Pakistan’s disgraced nuclear scientist AQ Khan has claimed that he had transfered nuclear technology to “two countries” on the orders of slain former premier Benazir Bhutto.
“The then Prime Minister Mohtarma Benazir Bhutto summoned me and named the two countries which were to be assisted and issued clear directions in this regard,” Khan said in an interview with the Jang media group.

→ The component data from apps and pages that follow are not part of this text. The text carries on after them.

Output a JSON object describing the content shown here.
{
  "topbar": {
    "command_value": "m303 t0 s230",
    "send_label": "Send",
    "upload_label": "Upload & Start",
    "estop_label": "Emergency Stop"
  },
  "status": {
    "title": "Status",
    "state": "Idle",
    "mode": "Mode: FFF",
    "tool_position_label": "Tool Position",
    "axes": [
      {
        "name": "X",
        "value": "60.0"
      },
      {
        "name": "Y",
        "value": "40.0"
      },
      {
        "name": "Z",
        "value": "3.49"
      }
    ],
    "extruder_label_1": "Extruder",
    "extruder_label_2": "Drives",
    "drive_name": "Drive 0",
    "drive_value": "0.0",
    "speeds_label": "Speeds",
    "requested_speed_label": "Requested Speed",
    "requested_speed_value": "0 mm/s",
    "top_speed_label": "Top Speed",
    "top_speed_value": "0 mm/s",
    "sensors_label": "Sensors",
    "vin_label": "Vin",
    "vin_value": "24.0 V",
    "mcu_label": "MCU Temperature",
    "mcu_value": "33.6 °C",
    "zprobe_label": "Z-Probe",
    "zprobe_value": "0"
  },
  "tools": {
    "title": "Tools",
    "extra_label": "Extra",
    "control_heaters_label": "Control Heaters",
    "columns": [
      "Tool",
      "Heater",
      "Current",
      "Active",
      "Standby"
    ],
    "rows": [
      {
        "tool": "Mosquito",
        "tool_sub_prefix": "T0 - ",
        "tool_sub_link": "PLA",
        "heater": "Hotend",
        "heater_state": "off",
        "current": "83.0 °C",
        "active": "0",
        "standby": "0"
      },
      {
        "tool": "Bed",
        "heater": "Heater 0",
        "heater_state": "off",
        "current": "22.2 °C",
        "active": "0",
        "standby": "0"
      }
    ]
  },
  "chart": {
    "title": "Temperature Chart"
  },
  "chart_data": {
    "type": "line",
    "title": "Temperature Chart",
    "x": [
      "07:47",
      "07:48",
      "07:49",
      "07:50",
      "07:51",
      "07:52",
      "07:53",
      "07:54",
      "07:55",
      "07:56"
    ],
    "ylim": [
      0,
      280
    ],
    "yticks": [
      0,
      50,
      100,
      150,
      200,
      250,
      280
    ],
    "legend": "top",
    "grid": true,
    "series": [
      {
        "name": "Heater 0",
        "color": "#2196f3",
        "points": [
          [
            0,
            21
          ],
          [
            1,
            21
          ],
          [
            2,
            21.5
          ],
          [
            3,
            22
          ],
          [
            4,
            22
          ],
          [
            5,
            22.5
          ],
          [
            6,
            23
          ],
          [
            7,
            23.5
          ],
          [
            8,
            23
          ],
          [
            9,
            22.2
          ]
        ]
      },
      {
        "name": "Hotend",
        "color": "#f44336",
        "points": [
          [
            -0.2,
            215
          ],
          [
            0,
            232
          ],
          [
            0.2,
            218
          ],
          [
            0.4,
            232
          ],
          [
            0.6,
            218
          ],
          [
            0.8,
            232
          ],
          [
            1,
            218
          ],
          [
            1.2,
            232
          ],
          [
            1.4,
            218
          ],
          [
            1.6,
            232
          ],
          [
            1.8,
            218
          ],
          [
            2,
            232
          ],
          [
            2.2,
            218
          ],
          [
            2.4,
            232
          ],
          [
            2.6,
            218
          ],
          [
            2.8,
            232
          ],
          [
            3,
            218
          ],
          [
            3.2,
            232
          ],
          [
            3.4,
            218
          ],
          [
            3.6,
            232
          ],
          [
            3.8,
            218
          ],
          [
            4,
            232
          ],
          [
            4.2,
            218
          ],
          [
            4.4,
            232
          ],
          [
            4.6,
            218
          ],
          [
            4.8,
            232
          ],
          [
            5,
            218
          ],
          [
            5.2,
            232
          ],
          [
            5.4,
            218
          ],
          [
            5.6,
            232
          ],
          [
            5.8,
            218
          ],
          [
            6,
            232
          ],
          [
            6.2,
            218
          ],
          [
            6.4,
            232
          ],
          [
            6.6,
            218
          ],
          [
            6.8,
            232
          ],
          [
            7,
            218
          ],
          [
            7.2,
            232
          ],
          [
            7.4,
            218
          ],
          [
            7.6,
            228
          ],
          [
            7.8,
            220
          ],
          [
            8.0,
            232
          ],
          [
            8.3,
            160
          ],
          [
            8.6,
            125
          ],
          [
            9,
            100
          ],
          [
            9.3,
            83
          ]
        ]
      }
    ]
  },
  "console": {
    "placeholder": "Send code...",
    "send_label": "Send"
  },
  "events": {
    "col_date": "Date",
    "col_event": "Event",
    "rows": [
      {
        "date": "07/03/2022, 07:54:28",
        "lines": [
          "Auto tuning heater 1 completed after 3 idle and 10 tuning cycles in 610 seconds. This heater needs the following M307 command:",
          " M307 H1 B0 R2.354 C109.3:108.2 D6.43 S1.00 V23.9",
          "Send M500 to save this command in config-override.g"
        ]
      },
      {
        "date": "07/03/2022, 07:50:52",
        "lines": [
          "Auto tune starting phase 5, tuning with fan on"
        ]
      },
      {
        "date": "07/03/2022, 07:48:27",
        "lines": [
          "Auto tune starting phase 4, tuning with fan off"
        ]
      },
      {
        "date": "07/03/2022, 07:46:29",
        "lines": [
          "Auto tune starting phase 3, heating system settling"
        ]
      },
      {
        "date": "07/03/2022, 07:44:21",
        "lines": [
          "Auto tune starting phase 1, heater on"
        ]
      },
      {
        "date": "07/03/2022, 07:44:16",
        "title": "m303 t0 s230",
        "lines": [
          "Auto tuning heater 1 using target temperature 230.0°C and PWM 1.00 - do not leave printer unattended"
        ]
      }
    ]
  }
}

He did not name the two countries.
Khan claimed he had no option but to obey Bhutto, who was killed by a suicide attacker in late 2007.
“I was not independent but was bound to abide by the orders of the Prime Minister, hence I took this step in compliance with her order,” he said.
“The Prime Minister would have certainly known about the role and cooperation of the two countries, mentioned by her, in our national interest,” he claimed.
The transfer of nuclear technology is not easy and at least 800 people supervise the process, said Khan, who was placed under house arrest after he acknowledged in 2004 that he had run a clandestine proliferation ring.
Libya and North Korea are among the countries to which Khan’s ring supplied nuclear technology and know-how.
The current Pakistan People’s Party-led government has eased restrictions on Khan over the past few years.
Khan has also retracted his confession, claiming he was pressured to acknowledge on TV that he had run a proliferation network.
Khan said former premier Nawaz Sharif, who now claims credit for the nuclear tests of 1998, was “absolutely not ready to conduct” the blasts and did not want to do so because of the fear that the US might be annoyed and his government might be threatened